The following information should be included in the landlord’s declaration:
- The property address
- Date when the notice to quit were served and date when the notice expired
- Date the unlawful detainer complaint was filed
- Date when the complaint was served
- Fact that 5 days have expired since the unlawful detainer was served on the tenant (longer time is required if sub-served or if served by posting and mailing)
- The amount of unpaid rent since the date the tenancy was terminated
- The fair rental value of the tenancy at a daily rate and a calculation of holdover damages
- Any costs incurred in bringing the unlawful detainer action to court
- Any other pertinent or relevant information
- The rental agreement, notice to quit, and proof of service of the notice are normally attached to the declaration
If the landlord has already obtained a default judgment for possession of the property, it may be a good time to get a default judgment for money as well. Contact the Law Office of David Piotrowski to assist you in requesting a money judgment under CCP 585(b) and CCP 585(d).
Once you obtain a money judgment against the tenant, it will then be time to try collecting on your unlawful detainer judgment.
The Law Office of David Piotrowski represents landlords throughout southern California and can assist with a tenant eviction.

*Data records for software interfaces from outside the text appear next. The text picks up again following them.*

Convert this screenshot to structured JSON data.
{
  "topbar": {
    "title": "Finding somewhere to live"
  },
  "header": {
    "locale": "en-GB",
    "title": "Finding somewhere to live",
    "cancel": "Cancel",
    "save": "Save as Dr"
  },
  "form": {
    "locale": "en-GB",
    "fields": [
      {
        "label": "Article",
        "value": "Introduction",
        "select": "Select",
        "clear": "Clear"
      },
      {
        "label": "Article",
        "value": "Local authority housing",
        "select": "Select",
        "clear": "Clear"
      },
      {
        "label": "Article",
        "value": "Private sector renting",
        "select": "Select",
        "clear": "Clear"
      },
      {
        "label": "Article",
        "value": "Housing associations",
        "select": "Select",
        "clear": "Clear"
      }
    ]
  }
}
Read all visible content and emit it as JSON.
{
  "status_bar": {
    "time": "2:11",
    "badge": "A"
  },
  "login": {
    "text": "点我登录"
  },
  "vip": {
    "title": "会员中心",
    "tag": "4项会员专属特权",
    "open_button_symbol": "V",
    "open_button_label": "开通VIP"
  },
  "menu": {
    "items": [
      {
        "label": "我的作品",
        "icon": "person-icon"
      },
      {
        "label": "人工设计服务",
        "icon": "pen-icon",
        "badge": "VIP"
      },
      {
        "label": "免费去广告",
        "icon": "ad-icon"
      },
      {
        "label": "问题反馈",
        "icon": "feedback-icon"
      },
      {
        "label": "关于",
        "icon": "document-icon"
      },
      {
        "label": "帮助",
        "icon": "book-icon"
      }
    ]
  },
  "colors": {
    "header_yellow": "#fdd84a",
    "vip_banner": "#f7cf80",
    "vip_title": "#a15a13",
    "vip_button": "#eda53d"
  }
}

Read Attorney Piotrowski’s “Landlord Best Practices and Eviction Overview” book.